Australia has been warned that it could miss out on the big share of Asia's largest skills training market, especially India, which has been estimated to grow up to USD 50 billion by 2022.
"Education spending ranks second only to outlays on food for the average Indian middle class family. Australia, with its robust, best in class VET providers, and institutional framework and quality assurance systems, is well placed to garner a large share of this market among consumers who cannot afford to be trained overseas. Yet Australian providers lag behind their competitors from the UK, Germany and Switzerland in this field," it said.
To gain access to Indian market, Australian Training And Further Education (TAFEs) should unbundle their high quality training courses and offer simpler training modules at lower cost to students, the report said.
"With public sector funding for VET providers under pressure, serving Asia's massive skills training demand could be important to securing the TAFE sector's long-term future," it said.
The report 'Skills Challenge: Australia and India's Skills Training Needs' has been published in AII's latest occasional paper 'Fearless NAdia' and has been authored by Prasenjit Kundu.
The report has proposed several steps to capitalise the Indian market which is said to have 25 per cent of global workforce by 2020 with an average age of its citizens to be at 29 years.

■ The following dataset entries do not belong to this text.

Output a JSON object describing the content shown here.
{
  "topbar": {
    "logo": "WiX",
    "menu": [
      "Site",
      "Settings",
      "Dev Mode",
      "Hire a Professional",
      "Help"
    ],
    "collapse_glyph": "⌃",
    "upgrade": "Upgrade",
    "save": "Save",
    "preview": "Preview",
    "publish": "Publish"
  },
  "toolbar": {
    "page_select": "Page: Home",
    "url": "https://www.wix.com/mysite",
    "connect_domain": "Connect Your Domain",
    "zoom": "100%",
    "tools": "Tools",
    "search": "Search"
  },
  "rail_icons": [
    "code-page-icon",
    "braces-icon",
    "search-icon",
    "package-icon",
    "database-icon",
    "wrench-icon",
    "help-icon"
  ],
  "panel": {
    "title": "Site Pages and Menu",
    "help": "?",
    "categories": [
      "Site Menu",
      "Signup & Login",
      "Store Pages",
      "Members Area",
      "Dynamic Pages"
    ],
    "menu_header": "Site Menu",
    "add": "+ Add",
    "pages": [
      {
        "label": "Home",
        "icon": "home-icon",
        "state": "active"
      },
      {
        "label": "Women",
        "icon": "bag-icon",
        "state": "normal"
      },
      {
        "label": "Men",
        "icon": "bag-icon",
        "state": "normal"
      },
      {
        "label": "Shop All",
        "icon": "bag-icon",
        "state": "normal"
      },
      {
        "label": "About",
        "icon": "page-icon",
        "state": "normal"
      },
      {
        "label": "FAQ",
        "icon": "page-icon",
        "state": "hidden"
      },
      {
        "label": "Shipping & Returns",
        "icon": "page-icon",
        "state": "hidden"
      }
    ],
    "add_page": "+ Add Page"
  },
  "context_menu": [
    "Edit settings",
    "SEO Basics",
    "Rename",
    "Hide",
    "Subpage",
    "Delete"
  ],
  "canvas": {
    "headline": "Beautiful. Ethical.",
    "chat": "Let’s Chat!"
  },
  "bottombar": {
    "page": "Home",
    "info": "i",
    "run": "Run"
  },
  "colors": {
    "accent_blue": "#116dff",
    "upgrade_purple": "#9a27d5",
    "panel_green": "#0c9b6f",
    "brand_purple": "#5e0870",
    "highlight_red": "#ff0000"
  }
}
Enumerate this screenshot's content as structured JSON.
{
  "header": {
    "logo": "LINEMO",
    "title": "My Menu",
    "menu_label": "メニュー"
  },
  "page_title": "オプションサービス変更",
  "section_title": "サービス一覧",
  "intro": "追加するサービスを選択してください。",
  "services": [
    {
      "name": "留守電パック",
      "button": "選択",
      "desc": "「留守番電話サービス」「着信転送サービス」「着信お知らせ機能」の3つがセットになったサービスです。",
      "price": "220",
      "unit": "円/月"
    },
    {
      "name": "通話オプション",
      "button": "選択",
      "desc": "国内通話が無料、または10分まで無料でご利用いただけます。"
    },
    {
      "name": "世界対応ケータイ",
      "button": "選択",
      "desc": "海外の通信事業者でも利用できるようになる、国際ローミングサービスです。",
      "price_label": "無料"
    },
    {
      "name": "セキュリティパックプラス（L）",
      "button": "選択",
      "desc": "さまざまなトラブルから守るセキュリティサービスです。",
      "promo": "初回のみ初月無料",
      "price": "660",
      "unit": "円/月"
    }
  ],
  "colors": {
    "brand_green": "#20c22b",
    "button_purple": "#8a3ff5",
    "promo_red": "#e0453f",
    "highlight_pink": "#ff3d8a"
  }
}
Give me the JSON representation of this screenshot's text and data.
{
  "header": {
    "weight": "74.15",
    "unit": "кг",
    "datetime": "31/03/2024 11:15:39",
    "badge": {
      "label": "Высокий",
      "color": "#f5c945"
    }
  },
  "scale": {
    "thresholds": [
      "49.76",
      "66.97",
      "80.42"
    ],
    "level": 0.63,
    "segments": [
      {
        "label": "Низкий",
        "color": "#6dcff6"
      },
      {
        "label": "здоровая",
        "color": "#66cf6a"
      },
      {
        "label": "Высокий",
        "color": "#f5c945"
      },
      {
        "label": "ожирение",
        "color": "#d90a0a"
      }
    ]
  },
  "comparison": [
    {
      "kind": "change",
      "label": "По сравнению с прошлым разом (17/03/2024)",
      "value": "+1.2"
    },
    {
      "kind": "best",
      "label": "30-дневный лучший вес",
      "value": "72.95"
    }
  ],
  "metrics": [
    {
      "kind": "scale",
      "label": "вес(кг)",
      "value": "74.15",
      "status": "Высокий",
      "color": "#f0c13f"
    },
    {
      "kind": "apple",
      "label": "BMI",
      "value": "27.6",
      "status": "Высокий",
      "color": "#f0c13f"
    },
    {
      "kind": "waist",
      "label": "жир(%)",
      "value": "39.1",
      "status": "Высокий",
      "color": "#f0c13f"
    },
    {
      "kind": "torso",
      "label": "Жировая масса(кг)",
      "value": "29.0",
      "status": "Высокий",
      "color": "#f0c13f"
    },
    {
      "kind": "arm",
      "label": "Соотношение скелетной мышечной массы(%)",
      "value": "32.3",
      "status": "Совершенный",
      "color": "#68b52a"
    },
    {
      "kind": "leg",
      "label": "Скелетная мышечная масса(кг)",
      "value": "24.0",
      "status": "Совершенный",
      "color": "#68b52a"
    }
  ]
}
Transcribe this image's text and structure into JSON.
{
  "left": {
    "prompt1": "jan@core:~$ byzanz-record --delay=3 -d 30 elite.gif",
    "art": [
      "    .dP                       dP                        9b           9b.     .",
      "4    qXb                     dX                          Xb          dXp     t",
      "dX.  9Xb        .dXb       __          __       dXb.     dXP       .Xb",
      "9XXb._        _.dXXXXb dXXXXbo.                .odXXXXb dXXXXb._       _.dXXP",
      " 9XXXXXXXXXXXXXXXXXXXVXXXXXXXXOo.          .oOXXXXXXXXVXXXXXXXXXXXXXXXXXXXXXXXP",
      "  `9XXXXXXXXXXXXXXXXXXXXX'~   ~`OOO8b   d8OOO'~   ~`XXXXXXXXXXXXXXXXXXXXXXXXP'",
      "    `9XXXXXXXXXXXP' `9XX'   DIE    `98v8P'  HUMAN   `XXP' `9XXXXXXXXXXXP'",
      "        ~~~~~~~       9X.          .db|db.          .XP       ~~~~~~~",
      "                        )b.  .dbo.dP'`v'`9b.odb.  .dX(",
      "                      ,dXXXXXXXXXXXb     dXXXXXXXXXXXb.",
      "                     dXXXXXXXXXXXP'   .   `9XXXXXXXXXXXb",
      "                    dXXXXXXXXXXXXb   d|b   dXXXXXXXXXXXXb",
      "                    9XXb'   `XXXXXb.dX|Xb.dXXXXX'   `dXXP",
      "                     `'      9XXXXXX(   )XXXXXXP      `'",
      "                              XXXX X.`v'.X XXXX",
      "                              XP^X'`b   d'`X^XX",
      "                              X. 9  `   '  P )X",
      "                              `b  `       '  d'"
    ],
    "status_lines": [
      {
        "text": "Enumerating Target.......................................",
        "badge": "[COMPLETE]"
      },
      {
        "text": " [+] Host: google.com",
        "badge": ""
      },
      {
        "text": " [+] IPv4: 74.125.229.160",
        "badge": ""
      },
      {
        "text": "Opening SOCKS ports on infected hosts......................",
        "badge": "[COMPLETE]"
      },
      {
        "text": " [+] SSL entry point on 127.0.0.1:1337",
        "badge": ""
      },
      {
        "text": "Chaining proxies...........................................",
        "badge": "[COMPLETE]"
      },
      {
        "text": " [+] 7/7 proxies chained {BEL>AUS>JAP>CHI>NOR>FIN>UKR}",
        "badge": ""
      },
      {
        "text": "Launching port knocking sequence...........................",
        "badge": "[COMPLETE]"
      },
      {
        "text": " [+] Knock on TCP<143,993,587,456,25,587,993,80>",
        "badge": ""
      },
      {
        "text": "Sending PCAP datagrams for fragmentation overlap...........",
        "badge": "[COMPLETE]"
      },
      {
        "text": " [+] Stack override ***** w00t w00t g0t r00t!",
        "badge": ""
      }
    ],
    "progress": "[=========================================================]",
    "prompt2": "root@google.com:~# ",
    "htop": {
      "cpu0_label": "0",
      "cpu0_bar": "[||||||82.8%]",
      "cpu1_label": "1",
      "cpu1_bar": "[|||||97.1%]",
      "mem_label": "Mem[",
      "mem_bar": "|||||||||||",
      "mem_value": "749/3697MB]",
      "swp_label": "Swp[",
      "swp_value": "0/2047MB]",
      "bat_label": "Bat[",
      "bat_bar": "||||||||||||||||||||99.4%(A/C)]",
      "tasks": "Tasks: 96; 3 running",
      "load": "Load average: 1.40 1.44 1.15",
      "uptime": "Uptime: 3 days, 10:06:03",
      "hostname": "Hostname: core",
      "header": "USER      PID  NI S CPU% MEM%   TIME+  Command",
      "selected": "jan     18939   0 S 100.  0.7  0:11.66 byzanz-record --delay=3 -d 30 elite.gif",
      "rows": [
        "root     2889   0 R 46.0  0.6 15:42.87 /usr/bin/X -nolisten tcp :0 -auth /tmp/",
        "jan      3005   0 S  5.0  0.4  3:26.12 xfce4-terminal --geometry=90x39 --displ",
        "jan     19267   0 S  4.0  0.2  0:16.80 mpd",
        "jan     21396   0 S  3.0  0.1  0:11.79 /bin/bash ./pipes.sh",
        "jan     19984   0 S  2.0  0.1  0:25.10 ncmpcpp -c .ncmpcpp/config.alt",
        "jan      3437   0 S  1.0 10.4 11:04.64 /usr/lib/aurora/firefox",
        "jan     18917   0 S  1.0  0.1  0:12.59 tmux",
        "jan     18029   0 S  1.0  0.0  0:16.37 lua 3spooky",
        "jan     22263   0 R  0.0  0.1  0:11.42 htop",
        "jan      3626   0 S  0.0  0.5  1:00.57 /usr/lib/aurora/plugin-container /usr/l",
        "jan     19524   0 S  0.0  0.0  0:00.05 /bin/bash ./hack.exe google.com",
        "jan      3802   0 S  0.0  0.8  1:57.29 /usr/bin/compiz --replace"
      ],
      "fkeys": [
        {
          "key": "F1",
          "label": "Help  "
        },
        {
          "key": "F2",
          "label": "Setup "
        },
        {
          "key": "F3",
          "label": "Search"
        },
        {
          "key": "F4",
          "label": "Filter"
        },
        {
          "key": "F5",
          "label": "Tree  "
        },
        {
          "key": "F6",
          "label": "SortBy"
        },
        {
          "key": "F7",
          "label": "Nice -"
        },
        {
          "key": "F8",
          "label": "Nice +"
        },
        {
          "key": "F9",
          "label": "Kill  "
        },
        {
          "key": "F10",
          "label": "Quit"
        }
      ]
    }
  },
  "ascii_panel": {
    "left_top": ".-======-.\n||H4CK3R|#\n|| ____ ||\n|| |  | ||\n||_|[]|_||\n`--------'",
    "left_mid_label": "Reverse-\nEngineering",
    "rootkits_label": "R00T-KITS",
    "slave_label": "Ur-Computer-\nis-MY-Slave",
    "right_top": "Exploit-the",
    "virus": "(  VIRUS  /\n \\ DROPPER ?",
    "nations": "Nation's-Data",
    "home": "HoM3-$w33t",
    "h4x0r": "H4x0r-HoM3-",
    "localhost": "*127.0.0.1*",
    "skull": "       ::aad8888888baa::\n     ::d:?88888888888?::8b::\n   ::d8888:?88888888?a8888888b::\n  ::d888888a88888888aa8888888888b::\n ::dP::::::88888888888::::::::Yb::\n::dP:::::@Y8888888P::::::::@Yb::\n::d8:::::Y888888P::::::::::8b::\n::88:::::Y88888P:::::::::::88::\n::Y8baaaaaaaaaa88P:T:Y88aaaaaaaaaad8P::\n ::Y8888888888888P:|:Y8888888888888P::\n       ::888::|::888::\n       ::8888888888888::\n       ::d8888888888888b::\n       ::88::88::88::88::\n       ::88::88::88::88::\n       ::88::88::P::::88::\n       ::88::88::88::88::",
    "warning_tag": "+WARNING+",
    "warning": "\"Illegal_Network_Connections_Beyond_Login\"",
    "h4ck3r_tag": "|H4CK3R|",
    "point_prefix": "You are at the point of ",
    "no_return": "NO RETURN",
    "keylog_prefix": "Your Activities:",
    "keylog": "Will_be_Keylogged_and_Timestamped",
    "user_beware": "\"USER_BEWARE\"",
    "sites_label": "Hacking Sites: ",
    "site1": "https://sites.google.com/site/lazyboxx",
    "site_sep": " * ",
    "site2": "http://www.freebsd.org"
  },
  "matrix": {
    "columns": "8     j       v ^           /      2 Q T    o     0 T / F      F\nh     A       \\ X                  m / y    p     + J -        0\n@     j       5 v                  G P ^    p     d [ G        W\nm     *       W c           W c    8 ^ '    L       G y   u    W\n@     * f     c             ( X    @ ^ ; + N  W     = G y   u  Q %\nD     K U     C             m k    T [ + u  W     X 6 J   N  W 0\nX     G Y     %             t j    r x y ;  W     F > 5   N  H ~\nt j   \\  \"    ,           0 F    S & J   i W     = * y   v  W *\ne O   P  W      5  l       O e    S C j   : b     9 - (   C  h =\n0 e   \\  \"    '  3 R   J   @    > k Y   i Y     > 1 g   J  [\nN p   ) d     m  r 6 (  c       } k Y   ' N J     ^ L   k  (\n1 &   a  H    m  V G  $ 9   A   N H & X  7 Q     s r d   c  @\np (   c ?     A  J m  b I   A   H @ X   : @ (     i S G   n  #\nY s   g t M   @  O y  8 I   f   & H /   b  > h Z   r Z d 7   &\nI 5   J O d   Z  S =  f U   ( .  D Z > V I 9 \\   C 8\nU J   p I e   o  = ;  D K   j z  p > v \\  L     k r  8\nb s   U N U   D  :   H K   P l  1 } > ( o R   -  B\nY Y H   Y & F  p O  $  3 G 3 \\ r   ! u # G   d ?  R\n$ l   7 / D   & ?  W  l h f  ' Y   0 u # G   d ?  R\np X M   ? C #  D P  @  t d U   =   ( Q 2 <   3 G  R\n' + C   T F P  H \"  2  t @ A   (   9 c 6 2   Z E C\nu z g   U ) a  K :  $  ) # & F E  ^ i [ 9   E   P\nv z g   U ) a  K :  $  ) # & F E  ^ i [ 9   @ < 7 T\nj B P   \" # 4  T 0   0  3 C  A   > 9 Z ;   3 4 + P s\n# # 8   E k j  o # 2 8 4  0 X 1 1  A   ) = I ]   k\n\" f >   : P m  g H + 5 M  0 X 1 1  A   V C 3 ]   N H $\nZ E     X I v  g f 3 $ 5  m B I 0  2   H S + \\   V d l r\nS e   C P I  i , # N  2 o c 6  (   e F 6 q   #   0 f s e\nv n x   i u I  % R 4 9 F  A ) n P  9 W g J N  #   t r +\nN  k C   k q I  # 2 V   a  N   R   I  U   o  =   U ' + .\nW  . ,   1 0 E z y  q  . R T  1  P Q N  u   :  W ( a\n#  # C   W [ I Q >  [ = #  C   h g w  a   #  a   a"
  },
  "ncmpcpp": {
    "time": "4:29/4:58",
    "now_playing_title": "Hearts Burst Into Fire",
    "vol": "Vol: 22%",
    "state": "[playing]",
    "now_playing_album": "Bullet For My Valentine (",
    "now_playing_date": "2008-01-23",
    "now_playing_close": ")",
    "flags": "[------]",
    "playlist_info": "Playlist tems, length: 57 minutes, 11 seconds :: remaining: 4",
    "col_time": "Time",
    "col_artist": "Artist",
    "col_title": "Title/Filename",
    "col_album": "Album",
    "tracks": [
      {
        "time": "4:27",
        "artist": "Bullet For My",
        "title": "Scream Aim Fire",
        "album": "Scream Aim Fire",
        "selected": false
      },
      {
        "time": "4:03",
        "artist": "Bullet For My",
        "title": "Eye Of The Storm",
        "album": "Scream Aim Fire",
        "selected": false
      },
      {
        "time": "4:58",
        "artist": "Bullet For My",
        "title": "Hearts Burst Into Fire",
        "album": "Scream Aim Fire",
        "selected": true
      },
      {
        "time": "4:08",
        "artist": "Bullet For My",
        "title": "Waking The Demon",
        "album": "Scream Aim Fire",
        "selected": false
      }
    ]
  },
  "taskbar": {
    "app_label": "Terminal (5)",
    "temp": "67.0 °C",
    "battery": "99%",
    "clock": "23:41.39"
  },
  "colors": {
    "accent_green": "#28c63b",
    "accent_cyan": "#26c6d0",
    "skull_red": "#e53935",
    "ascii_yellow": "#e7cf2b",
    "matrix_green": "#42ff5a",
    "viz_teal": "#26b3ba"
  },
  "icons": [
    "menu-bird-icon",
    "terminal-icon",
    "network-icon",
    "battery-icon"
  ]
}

It recommended a Centre of Excellence to be established in India, with Australian TAFE educators and trainers heading over to help train new Registered Training Organisations to teach Indians.
"Establish a Centre of Excellence serving Australian VET providers who wish to deliver skills training in India. Initial focus to be on engineering and service skills in mining and construction, early childhood education, childcare, and health and aged care, expanding eventually to cover all five skill verticals as per the agreed bilateral charter," it said.
"Tasked with enabling collaboration opportunities with Indian partners including industry and NSDC partners, the COE should receive initial seed funding from government for three years, then proceed as a fee-for-service, low capital- intensive organisation with a lean cost structure and a small in-house team well versed in the Indian business landscape and the Australian VET sector's structures and cultures," the report suggested.